Protein Structure Prediction

Despite improvements on both experimental techniques and computational prediction methods for small and medium sized proteins, structure elucidation and prediction for larger proteins remains a major challenge. We are developing a structure prediction algorithm that incorporates data of various experimental techniques but also to be used as a standalone tool. The algorithm utilizes a novel sampling technique and employs the flexible combination of empirical and experimental scores.The project consists of four parts:
a) optimization of secondary structure prediction,
b) a Monte-Carlo search algorithm based on secondary structure elements,
c) deriving empirical scoring functions from the Protein Data Bank (PDB),
d) translation of experimental information

a) Optimization of secondary structure prediction
There are many secondary structure prediction methods available, both for soluble and membrane proteins. Furthermore, consensus methods have proven to be the most successful. Soluble methods are not reliable when building a general prediction method because they do not address potential membrane spanning regions of a protein. Concomitantly, if there are long stretches of soluble protein between transmembrane segments membrane prediction methods are inadequate. Therefore, we developed an algorithm that reliably merges soluble and membrane predictions. If available, experimental information, such as chemical shift index for C atoms, can be incorporated. Figure 2 shows an example of the scheme we have developed for diacyl glycerol kinase (DAGK). The prediction methods used for soluble proteins are: JUFO, SAM, PSIPRED. For membrane helices: CONPRED, TMMOD. For membrane strands: PROFTMB, HMMB2TMPRED. Furthermore, we use the hydrophobicity scales of Whimley & White, and Engelman, Seitz and Goldman. We are determining an optimized set of weights within this consensus scheme.

b) A Monte-Carlo search algorithm based on secondary structure elements
While the backbone geometry of a protein determines the overall fold, it is extremely computationally expensive to search the conformational space using backbone angles. Yet, cutting off loop regions and focusing on ideal secondary structure elements allows one to scan the conformational space of larger proteins sufficiently. This is justified because the loop regions are more functionally rather than structurally relevant. Reducing the representation of the amino acids to und atoms (and deriving according potentials) further reduces complexity and computational costs.
While computation time and therefore explorable conformational space improves, the ability to distinguish native from non-native conformations decreases. That means the search will not lead to a single resulting structure, but to an ensemble of conformations. These conformations are further selected and refined by adding loops and side-chains with Rosetta.
We use a Monte-Carlo based search with simulated annealing, which has shown to outperform more systematic approaches like gradient-based methods, due to the complexity and ruggedness of the conformational space.
Possible Monte-Carlo steps are:
1) adding a new structure element,
2) moving a structure element,
3) bending a structure element,
4) adding or removing residues of a structure element.
**Step 3 involves breaking long structure elements into short ideal ones and moving them in a pseudo-bending like fashion.
**Step 4 counterbalances possible over- or underpredictions from the secondary structure consensus.

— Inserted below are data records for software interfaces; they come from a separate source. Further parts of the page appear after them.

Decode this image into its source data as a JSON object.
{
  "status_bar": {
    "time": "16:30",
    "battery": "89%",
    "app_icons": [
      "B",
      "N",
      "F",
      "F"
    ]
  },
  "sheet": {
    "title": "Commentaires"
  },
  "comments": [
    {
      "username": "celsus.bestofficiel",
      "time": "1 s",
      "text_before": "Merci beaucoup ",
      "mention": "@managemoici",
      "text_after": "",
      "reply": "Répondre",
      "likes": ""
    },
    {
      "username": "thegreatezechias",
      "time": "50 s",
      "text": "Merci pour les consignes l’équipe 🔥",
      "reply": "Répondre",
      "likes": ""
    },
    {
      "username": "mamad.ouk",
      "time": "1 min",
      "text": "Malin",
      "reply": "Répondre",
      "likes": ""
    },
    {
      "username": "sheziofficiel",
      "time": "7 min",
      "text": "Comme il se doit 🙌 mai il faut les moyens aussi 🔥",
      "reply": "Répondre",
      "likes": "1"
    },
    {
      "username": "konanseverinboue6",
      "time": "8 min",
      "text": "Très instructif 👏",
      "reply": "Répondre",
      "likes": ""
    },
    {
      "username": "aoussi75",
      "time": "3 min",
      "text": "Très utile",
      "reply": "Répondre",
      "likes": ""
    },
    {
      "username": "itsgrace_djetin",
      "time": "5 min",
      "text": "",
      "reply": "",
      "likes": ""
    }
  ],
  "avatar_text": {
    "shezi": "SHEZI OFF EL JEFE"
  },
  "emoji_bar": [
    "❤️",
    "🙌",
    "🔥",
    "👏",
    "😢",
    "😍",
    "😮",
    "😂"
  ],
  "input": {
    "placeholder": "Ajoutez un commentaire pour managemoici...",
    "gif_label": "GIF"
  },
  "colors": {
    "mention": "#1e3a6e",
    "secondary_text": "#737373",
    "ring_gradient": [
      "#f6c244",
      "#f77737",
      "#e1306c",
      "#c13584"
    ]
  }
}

c) Deriving empirical scoring functions from the Protein Data Bank (PDB)
Statistical potentials are strikingly more efficient in describing molecular interactions than first-principle potentials at this stage. We derive statistical potentials that include amino-acid pair scores, secondary structure element packing and solvation terms. These will also be derived for membrane proteins. Another scoring scheme predicts the probability of two sequence windows to be in contact, based on artificial neural networks.
(links: contact prediction ,  scores )

d) Translation of experimental information into scoring functions
Incorporation of experimental constraints leads to structure prediction with the highest resolution and confidence.Even a relatively small number of constraints allows one to drastically reduce the number of resulting structures and to improve resolution. We translate experimental information into scoring functions, which can be used during the Monte-Carlo search. They score the agreement of a conformation with the data. This setup allows one to include several data sets from different techniques in parallel and exploit low-resolution data. Established collaborations provide data from X-Ray Cristallography, NMR and Cryo-EM.
(link: density maps )

Figure 2 – Schematics of the secondary structure prediction consensus

The implementation offers a very flexible treatment of both scoring scheme and search-objects. Each Monte-Carlo move is related to a decision tree, which picks moves according to assigned probabilities. This gives a high level of flexibility for the search algorithm as well, because both general ( i.e. free rotation and translation) and more specific moves ( i.e. adding a new structure element to an existing model in the membrane plane) are allowed and biased by probability. It is written as a C++ class library and is part of the BCL ( BioChemical Library), commonly developed in our lab.

Alumni Project Members: Elizabeth Durham, Rene Staritzbichler, Nils Woetzel, Mert Karakas, Nathan alexander, Bian Li, Axel Fischer, Marcin J. Skwark